[Start of section]
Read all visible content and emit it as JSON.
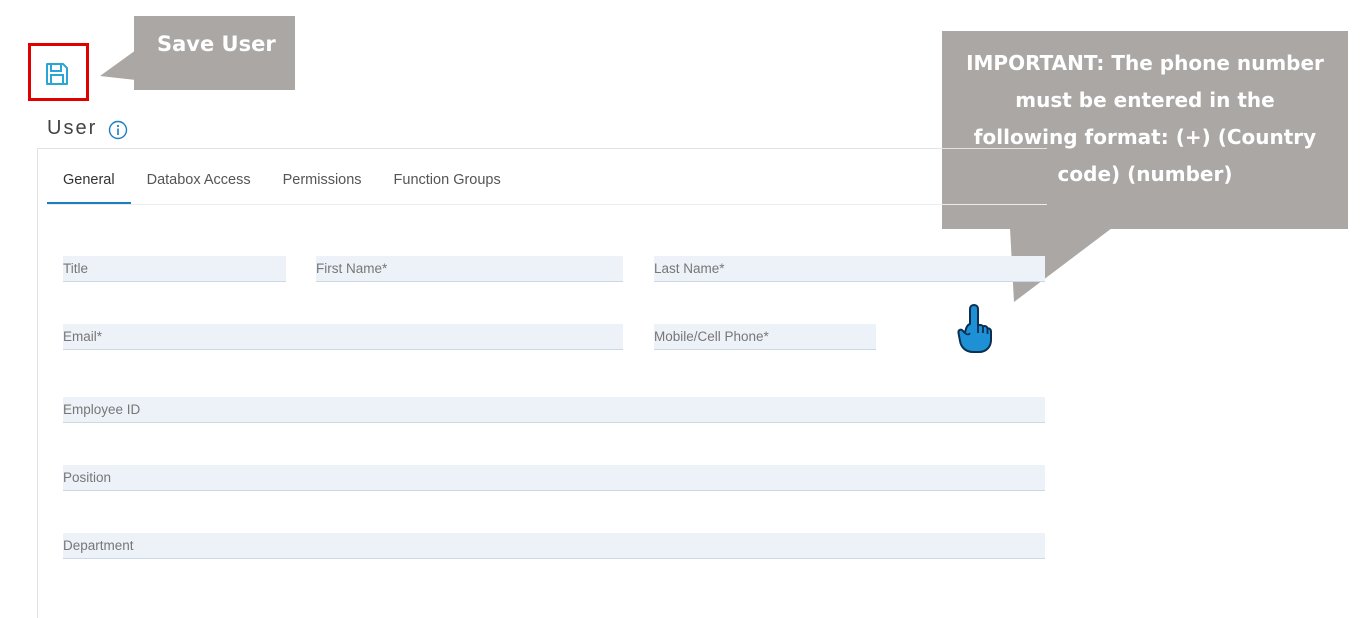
{
  "toolbar": {
    "save_icon": "floppy-disk-icon"
  },
  "callouts": {
    "save_user": "Save User",
    "phone_format": "IMPORTANT: The phone number must be entered in the following format: (+) (Country code) (number)"
  },
  "page": {
    "title": "User",
    "info_icon": "info-circle-icon"
  },
  "tabs": [
    {
      "label": "General",
      "active": true
    },
    {
      "label": "Databox Access",
      "active": false
    },
    {
      "label": "Permissions",
      "active": false
    },
    {
      "label": "Function Groups",
      "active": false
    }
  ],
  "form": {
    "title": {
      "placeholder": "Title",
      "value": ""
    },
    "first_name": {
      "placeholder": "First Name*",
      "value": ""
    },
    "last_name": {
      "placeholder": "Last Name*",
      "value": ""
    },
    "email": {
      "placeholder": "Email*",
      "value": ""
    },
    "mobile_phone": {
      "placeholder": "Mobile/Cell Phone*",
      "value": ""
    },
    "employee_id": {
      "placeholder": "Employee ID",
      "value": ""
    },
    "position": {
      "placeholder": "Position",
      "value": ""
    },
    "department": {
      "placeholder": "Department",
      "value": ""
    }
  },
  "pointer_icon": "pointing-hand-icon",
  "colors": {
    "accent": "#1a7fc1",
    "highlight": "#e00000",
    "callout_bg": "#aaa7a4",
    "field_bg": "#ecf2f8"
  }
}
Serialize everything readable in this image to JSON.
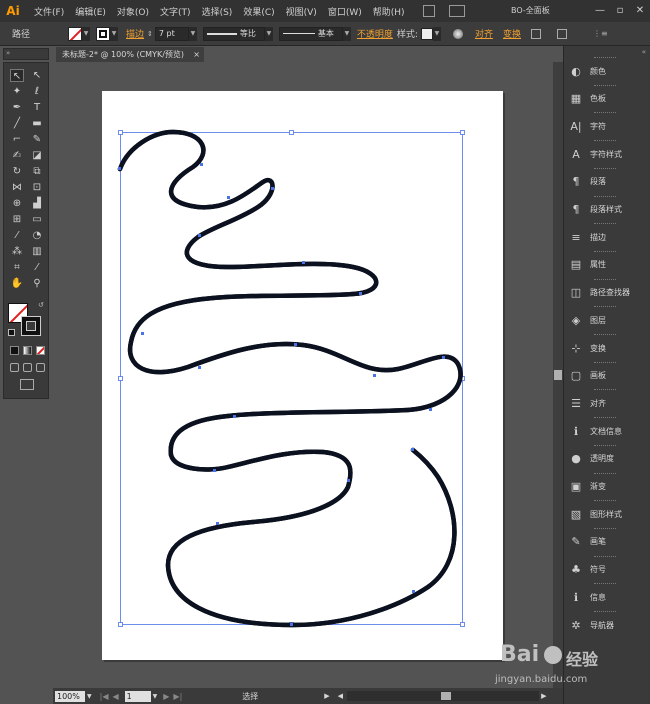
{
  "app": {
    "logo": "Ai",
    "workspace": "BO-全面板",
    "min": "—",
    "max": "▫",
    "close": "✕"
  },
  "menu": [
    "文件(F)",
    "编辑(E)",
    "对象(O)",
    "文字(T)",
    "选择(S)",
    "效果(C)",
    "视图(V)",
    "窗口(W)",
    "帮助(H)"
  ],
  "control": {
    "mode": "路径",
    "stroke_label": "描边",
    "stroke_weight": "7 pt",
    "profile": "等比",
    "brush": "基本",
    "opacity": "不透明度",
    "style": "样式:",
    "align": "对齐",
    "transform": "变换"
  },
  "document": {
    "tab_title": "未标题-2* @ 100% (CMYK/预览)",
    "tab_close": "×"
  },
  "status": {
    "zoom": "100%",
    "page": "1",
    "tool": "选择"
  },
  "panels": [
    "颜色",
    "色板",
    "字符",
    "字符样式",
    "段落",
    "段落样式",
    "描边",
    "属性",
    "路径查找器",
    "图层",
    "变换",
    "画板",
    "对齐",
    "文档信息",
    "透明度",
    "渐变",
    "图形样式",
    "画笔",
    "符号",
    "信息",
    "导航器"
  ],
  "panel_icons": [
    "palette-icon",
    "swatches-icon",
    "character-icon",
    "character-style-icon",
    "paragraph-icon",
    "paragraph-style-icon",
    "stroke-icon",
    "attributes-icon",
    "pathfinder-icon",
    "layers-icon",
    "transform-icon",
    "artboard-icon",
    "align-icon",
    "document-info-icon",
    "transparency-icon",
    "gradient-icon",
    "graphic-styles-icon",
    "brush-icon",
    "symbols-icon",
    "info-icon",
    "navigator-icon"
  ],
  "watermark": {
    "brand": "Bai",
    "brand2": "经验",
    "url": "jingyan.baidu.com"
  },
  "colors": {
    "path": "#0c1120",
    "selection": "#4a72e8",
    "accent": "#ff9a00"
  }
}
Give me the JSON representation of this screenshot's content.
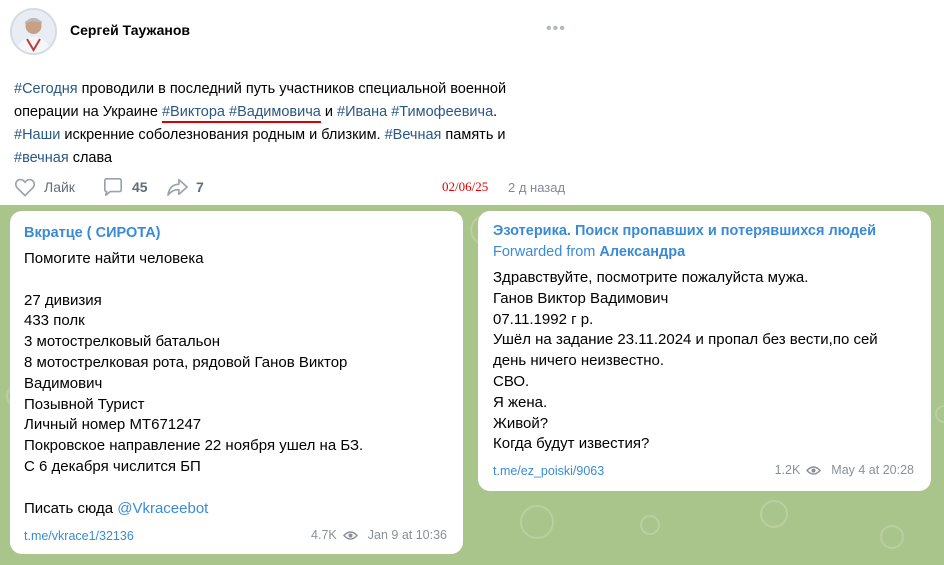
{
  "post": {
    "author": "Сергей Таужанов",
    "text_parts": {
      "tag1": "#Сегодня",
      "t1": " проводили в последний путь участников специальной военной операции на Украине ",
      "tag2": "#Виктора",
      "sp1": " ",
      "tag3": "#Вадимовича",
      "t2": " и ",
      "tag4": "#Ивана",
      "sp2": " ",
      "tag5": "#Тимофеевича",
      "t3": ".",
      "tag6": "#Наши",
      "t4": " искренние соболезнования родным и близким. ",
      "tag7": "#Вечная",
      "t5": " память и ",
      "tag8": "#вечная",
      "t6": " слава"
    },
    "like_label": "Лайк",
    "comments_count": "45",
    "shares_count": "7",
    "handwritten_date": "02/06/25",
    "time_ago": "2 д назад",
    "accent_color": "#2a5885",
    "underline_color": "#d50000"
  },
  "messages": [
    {
      "channel": "Вкратце ( СИРОТА)",
      "lines": [
        "Помогите найти человека",
        "",
        "27 дивизия",
        "433 полк",
        "3 мотострелковый батальон",
        "8 мотострелковая рота, рядовой Ганов Виктор",
        "Вадимович",
        "Позывной Турист",
        "Личный номер МТ671247",
        "Покровское направление 22 ноября ушел на БЗ.",
        "С 6 декабря числится БП",
        ""
      ],
      "contact_prefix": "Писать сюда ",
      "contact_link": "@Vkraceebot",
      "link": "t.me/vkrace1/32136",
      "views": "4.7K",
      "time": "Jan 9 at 10:36"
    },
    {
      "channel": "Эзотерика. Поиск пропавших и потерявшихся людей",
      "forwarded_prefix": "Forwarded from ",
      "forwarded_name": "Александра",
      "lines": [
        "Здравствуйте, посмотрите пожалуйста мужа.",
        "Ганов Виктор Вадимович",
        "07.11.1992 г р.",
        "Ушёл на задание 23.11.2024 и пропал без вести,по сей",
        "день ничего неизвестно.",
        "СВО.",
        "Я жена.",
        "Живой?",
        "Когда будут известия?"
      ],
      "link": "t.me/ez_poiski/9063",
      "views": "1.2K",
      "time": "May 4 at 20:28"
    }
  ],
  "colors": {
    "telegram_background": "#aac58c",
    "telegram_link": "#3a8ad8",
    "meta_gray": "#8a9196",
    "stamp_red": "#e00000"
  },
  "icons": [
    "avatar",
    "more-dots-icon",
    "heart-icon",
    "comment-icon",
    "share-icon",
    "views-eye-icon"
  ]
}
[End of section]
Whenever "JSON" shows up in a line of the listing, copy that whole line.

PROBLEM SOLUTION
Read all visible content and emit it as JSON.
Serialize everything readable in this image to JSON.
Give me the JSON representation of this screenshot's content.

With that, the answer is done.